=== ACTIVITY ===
Scan the entries below for the word "JSON", then copy each line that holds it.

□ □ □ □ □

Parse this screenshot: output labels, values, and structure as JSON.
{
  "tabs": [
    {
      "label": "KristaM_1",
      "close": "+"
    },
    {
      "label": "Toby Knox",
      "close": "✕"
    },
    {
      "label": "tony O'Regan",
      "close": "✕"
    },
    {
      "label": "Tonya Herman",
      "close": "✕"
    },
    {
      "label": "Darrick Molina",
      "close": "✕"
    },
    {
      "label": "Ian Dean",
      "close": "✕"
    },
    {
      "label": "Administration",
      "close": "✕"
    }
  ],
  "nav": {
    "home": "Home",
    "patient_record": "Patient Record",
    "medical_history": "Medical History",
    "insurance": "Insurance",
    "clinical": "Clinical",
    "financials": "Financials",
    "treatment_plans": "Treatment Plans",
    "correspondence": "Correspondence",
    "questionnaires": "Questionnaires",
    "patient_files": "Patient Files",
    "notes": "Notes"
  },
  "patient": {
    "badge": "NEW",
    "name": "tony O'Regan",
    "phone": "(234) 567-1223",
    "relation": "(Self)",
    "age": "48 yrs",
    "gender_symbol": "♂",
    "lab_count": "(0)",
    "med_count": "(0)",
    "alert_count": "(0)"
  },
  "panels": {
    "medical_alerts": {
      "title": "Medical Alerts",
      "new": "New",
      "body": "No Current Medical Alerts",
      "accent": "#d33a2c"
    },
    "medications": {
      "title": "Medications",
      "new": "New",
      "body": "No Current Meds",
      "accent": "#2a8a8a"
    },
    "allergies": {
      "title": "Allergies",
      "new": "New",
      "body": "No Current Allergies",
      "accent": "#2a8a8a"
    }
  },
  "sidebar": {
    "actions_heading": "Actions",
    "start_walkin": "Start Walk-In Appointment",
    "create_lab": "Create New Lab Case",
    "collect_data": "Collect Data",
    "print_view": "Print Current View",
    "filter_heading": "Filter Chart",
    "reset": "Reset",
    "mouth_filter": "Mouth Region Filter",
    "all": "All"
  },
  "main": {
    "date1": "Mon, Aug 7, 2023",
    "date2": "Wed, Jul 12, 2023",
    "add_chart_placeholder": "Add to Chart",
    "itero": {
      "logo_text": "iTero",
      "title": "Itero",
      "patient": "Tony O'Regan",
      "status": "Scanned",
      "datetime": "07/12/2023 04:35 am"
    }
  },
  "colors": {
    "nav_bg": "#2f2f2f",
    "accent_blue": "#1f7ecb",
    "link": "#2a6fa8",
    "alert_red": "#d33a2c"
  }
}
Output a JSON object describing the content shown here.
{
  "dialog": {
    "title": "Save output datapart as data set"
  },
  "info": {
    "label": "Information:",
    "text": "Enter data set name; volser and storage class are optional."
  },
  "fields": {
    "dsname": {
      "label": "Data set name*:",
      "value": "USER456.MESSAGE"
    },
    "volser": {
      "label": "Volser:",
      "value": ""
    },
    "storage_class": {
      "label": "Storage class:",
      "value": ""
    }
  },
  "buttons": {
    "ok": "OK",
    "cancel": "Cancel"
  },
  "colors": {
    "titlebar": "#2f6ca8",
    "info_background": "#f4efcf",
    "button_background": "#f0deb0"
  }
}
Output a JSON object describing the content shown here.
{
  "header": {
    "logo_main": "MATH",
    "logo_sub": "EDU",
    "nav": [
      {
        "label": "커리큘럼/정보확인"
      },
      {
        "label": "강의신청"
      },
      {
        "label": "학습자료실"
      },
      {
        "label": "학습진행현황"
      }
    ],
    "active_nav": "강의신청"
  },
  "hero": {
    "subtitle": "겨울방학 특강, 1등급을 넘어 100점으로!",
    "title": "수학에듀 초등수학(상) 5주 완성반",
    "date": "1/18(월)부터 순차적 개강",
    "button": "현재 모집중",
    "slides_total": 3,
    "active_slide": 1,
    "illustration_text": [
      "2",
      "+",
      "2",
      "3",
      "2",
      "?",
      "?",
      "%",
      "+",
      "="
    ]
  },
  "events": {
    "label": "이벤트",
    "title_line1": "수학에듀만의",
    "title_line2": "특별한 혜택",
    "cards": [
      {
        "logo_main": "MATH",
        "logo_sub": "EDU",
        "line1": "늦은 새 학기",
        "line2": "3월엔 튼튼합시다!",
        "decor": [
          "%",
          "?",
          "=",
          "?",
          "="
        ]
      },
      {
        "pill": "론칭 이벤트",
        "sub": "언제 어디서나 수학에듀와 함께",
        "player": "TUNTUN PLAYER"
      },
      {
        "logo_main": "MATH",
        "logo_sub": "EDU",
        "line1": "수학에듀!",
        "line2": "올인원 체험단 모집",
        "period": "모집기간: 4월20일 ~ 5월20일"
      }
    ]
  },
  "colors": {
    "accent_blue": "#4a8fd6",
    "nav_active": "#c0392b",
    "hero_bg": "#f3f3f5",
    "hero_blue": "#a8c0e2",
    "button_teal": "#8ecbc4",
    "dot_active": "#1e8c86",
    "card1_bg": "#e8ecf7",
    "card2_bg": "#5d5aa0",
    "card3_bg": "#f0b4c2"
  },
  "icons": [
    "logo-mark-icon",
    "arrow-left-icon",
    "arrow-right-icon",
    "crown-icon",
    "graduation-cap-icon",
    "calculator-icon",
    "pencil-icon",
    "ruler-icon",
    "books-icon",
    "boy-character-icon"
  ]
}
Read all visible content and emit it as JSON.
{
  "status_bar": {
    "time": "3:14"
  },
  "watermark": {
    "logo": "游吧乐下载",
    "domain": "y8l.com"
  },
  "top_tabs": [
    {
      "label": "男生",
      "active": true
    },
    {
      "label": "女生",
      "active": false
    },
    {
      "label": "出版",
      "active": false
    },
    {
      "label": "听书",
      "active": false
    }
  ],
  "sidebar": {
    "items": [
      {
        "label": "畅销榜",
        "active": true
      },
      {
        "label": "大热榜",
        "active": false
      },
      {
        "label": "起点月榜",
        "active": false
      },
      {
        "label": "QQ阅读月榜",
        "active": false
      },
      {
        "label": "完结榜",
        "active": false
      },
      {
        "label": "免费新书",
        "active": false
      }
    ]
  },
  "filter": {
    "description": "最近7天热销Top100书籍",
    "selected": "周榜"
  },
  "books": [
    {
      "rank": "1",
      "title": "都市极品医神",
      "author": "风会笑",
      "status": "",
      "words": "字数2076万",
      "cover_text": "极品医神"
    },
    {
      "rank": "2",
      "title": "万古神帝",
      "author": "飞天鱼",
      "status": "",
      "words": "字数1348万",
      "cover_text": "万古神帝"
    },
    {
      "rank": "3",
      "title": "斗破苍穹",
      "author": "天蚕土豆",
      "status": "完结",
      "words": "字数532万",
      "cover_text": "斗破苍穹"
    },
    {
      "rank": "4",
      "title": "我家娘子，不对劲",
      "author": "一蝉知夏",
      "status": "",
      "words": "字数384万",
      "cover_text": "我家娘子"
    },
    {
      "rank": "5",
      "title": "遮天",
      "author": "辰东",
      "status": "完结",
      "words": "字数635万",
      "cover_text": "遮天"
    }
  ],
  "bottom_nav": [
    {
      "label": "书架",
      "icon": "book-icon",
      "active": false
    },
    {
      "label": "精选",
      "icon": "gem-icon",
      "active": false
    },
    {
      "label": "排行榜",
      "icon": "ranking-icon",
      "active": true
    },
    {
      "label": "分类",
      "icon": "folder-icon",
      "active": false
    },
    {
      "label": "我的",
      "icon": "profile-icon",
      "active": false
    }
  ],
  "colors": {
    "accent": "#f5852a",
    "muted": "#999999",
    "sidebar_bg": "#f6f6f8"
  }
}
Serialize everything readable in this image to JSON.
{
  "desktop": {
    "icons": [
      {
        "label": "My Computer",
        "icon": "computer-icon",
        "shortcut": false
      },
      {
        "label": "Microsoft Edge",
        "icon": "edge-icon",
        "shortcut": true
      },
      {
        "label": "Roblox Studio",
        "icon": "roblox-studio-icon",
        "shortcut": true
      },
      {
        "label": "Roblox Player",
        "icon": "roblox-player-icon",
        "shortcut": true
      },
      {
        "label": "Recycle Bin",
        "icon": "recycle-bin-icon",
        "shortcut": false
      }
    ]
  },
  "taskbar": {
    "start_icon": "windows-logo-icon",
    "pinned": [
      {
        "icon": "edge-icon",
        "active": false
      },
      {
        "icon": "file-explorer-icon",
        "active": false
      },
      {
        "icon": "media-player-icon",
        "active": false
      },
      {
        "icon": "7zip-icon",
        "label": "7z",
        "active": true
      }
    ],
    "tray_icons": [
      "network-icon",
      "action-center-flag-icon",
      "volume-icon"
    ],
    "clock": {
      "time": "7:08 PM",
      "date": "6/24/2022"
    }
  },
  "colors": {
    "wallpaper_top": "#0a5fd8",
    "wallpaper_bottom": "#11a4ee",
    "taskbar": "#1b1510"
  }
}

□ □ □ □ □

=== EXPECTED ANSWER ===
Parse this screenshot: output labels, values, and structure as JSON.
Output a JSON object describing the content shown here.
Output a JSON object describing the content shown here.
Read all visible content and emit it as JSON.
Serialize everything readable in this image to JSON.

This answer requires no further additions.